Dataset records

▼

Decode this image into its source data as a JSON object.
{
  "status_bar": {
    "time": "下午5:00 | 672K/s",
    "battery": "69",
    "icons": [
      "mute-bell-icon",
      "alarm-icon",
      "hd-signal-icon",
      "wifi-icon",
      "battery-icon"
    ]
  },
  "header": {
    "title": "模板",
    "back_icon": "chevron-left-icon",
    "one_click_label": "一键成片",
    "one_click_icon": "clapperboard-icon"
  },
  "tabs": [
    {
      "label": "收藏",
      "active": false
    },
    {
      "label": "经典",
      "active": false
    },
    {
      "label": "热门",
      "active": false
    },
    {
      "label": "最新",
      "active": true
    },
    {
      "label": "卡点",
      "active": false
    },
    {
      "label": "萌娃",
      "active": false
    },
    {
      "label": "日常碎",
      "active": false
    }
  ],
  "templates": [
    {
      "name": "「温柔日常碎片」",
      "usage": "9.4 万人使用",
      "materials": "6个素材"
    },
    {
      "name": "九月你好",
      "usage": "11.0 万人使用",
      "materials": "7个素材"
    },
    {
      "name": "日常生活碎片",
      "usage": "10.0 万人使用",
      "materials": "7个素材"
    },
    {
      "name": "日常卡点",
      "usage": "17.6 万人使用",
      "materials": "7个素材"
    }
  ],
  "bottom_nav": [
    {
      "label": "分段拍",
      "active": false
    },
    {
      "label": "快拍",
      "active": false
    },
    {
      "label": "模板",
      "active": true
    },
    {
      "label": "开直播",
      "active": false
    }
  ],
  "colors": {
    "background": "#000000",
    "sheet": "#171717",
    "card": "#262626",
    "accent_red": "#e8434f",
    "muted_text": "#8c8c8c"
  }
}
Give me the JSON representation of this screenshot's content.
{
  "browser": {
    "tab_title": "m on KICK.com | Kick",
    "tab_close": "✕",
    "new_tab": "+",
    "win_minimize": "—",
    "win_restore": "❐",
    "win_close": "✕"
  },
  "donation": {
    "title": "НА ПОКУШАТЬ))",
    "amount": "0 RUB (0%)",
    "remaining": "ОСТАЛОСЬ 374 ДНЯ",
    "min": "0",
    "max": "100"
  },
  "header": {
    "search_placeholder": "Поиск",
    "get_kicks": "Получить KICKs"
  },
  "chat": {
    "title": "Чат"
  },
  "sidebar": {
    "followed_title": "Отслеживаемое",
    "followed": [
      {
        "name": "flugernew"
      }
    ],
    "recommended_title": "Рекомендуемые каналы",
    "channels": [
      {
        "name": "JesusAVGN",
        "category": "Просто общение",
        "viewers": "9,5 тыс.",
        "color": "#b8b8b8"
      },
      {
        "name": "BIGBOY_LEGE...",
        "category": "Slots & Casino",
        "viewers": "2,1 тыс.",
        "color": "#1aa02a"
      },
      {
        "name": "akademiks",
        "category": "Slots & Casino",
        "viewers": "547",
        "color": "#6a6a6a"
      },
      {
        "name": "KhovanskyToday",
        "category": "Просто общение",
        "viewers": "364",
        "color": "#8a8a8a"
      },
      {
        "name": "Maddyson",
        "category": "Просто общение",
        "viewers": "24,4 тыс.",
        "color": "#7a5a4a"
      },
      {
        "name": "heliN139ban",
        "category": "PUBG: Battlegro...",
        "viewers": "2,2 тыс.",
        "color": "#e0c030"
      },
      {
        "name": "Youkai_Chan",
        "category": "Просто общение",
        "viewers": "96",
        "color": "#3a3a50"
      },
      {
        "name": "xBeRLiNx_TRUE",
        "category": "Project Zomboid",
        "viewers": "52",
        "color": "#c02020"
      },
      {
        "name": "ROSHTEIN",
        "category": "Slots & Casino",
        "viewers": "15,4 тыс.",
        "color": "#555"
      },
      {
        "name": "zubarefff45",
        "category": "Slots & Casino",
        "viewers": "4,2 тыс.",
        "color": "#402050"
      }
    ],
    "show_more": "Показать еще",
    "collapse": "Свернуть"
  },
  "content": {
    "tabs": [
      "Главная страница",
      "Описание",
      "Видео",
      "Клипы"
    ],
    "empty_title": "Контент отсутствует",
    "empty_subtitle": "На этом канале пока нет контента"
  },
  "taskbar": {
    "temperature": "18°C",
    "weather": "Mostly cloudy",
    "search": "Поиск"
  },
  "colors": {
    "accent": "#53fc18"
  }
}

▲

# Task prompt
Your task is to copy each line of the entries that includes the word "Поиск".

# Task solution
    "search_placeholder": "Поиск",
    "search": "Поиск"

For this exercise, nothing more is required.